» Task directions
The count of lines below that include the string "time" is the whole answer.
##### Input #####
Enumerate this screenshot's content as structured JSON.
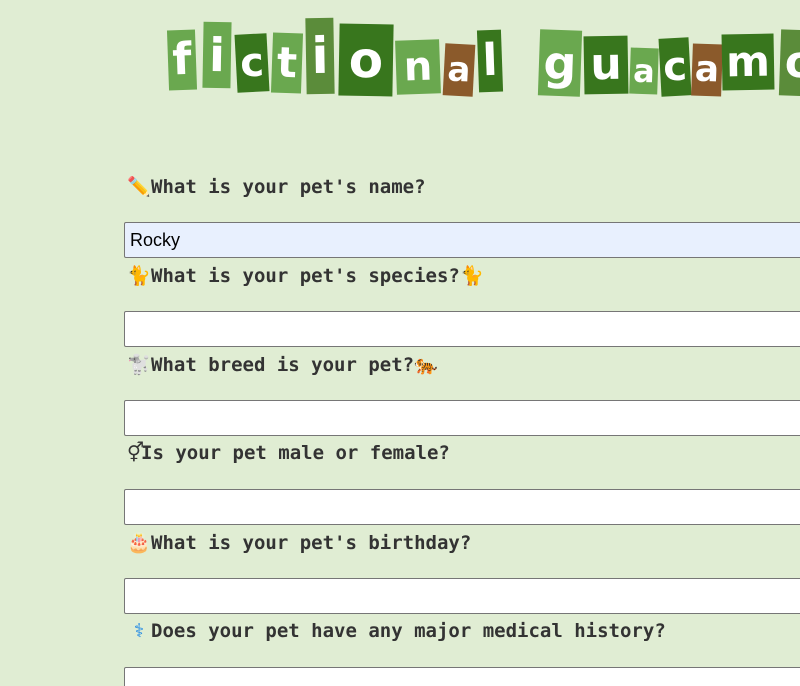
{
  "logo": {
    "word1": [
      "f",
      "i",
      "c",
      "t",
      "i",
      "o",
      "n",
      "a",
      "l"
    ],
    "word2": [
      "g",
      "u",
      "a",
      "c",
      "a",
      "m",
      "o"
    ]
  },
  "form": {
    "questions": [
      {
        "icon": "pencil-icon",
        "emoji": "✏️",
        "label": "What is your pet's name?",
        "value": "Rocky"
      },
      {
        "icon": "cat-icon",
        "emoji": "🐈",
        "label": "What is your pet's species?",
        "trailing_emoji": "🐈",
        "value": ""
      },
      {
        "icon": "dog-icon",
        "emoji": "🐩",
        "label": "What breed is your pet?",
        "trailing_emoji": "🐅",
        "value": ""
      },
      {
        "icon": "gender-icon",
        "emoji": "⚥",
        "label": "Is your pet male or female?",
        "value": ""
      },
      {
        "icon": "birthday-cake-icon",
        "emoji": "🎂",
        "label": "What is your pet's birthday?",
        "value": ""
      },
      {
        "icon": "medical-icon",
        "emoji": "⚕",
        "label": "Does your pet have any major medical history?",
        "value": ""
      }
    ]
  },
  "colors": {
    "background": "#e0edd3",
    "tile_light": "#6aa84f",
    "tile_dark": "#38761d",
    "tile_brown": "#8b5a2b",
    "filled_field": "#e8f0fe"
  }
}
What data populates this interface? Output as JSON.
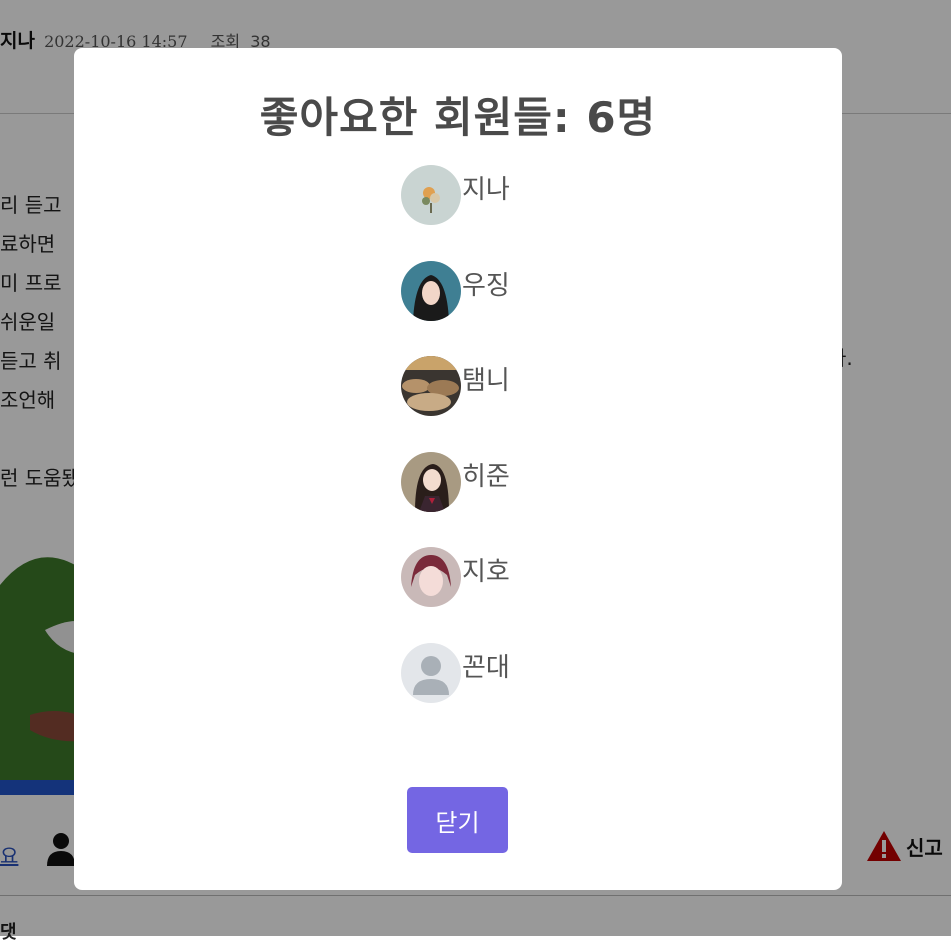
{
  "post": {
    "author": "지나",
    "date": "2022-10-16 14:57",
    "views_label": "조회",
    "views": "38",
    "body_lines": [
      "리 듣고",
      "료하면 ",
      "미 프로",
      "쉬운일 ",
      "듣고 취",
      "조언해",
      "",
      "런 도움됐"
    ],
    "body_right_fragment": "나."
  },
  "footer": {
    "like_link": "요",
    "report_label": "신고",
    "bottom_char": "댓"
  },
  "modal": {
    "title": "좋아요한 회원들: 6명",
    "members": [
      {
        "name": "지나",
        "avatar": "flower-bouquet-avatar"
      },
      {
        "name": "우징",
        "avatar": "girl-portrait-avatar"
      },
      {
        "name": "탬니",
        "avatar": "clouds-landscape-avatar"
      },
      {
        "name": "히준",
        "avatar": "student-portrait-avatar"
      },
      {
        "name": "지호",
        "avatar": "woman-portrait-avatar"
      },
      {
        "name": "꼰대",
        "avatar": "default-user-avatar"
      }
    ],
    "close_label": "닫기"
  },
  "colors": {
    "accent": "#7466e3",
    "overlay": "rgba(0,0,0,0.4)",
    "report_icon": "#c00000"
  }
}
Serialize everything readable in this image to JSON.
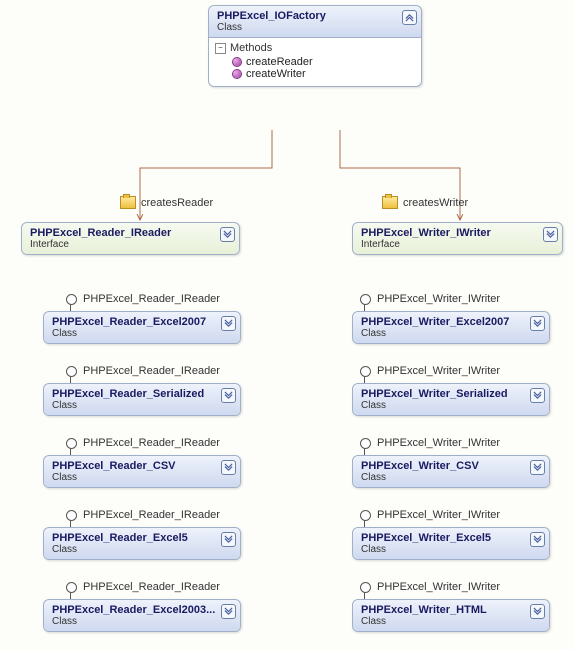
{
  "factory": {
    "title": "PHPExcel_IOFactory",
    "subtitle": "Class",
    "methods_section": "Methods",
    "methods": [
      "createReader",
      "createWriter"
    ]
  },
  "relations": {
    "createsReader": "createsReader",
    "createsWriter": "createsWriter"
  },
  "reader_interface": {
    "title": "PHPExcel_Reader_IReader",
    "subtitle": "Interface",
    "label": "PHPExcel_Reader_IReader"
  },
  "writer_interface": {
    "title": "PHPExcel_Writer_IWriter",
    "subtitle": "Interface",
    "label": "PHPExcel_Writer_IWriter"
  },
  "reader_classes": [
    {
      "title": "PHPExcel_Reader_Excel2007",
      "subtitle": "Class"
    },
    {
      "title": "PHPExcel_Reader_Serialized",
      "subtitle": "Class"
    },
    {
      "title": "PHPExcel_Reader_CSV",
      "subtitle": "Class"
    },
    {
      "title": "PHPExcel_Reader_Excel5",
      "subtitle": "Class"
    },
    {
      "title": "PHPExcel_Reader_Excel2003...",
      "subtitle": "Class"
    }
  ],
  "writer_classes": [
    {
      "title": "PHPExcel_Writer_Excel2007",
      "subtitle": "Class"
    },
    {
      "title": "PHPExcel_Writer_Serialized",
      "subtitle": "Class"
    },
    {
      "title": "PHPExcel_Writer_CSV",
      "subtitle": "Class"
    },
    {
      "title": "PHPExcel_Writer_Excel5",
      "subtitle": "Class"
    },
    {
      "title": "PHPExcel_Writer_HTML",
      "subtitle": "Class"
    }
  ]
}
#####
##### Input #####
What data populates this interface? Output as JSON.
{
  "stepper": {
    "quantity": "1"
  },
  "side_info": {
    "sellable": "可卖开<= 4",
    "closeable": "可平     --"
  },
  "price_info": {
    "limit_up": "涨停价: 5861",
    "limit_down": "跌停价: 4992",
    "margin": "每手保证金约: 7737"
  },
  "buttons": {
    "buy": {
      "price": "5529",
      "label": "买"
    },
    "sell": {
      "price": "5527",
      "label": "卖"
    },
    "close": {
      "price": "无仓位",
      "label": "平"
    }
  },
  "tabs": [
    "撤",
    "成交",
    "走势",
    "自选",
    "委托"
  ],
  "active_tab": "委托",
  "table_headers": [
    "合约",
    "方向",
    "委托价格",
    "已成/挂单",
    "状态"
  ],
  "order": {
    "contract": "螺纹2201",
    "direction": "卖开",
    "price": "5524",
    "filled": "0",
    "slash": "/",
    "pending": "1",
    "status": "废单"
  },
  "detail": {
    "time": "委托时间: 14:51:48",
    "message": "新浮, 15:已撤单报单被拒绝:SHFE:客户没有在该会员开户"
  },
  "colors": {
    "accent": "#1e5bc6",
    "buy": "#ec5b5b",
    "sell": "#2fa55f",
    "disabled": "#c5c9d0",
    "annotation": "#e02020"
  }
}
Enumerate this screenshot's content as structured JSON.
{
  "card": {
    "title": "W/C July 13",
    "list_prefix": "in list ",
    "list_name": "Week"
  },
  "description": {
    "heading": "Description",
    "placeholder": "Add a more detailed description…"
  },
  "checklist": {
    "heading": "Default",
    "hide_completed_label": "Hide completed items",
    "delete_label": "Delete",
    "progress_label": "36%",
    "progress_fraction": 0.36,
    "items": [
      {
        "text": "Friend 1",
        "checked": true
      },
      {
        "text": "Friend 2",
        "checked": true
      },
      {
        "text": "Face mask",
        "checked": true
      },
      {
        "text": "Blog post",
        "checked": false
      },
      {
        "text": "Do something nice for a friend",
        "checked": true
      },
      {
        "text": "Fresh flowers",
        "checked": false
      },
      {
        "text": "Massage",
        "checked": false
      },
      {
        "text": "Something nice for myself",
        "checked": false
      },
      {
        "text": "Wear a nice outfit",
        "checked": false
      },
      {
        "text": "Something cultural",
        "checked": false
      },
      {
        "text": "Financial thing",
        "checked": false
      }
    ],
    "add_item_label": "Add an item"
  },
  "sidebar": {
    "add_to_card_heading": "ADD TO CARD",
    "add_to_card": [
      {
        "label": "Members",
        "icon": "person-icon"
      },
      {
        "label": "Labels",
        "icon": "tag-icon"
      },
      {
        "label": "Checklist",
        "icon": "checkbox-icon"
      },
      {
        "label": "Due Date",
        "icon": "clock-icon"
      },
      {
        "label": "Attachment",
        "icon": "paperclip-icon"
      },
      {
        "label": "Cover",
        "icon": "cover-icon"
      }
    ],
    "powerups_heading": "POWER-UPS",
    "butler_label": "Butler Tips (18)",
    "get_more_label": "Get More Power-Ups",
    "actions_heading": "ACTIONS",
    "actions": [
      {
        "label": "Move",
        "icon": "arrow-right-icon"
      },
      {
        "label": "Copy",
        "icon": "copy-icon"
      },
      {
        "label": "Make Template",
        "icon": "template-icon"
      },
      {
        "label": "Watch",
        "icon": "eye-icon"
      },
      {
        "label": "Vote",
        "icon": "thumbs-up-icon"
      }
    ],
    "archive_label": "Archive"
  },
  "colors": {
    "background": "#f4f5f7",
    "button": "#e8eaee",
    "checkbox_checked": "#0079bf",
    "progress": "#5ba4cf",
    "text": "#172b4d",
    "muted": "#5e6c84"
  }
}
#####
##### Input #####
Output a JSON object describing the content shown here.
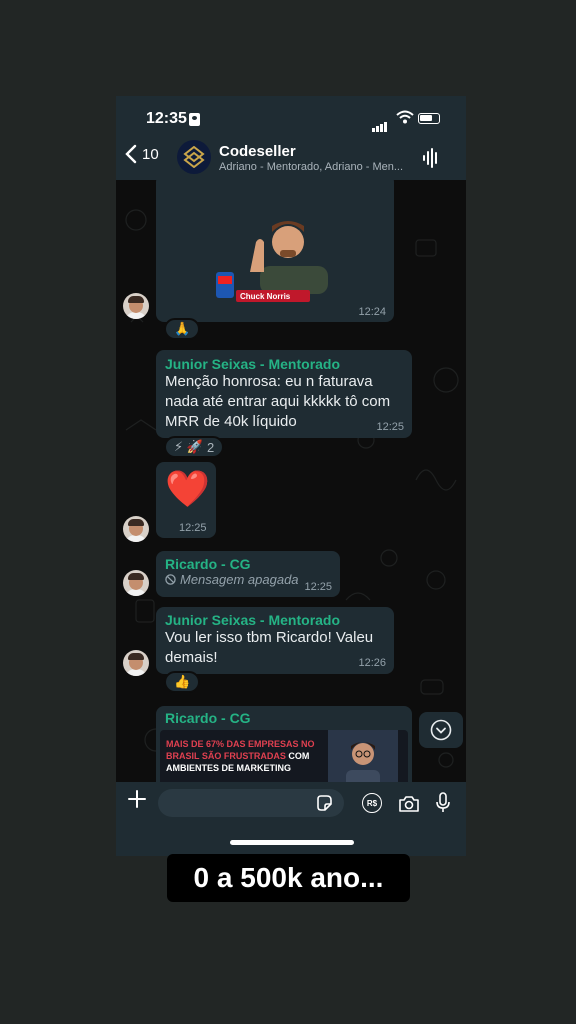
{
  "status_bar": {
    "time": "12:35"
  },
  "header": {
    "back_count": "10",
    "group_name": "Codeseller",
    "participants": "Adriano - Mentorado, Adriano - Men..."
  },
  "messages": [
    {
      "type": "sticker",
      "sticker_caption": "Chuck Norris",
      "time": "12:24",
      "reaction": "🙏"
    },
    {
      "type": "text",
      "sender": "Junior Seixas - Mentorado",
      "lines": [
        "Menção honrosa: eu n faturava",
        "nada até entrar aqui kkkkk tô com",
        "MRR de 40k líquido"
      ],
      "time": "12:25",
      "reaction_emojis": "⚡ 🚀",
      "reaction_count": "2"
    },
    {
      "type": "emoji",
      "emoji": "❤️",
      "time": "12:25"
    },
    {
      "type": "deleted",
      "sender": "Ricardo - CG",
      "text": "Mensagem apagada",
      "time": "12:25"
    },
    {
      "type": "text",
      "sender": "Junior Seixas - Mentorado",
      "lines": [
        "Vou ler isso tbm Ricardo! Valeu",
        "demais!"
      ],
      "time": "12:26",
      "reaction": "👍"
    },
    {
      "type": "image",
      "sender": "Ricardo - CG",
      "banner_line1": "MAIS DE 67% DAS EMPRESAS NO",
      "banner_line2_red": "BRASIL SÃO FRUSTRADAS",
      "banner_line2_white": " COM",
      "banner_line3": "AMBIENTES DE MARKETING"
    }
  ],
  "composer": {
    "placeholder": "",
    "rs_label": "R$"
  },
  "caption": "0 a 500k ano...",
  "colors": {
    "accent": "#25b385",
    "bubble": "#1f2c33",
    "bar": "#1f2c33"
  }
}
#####
» Answer space
7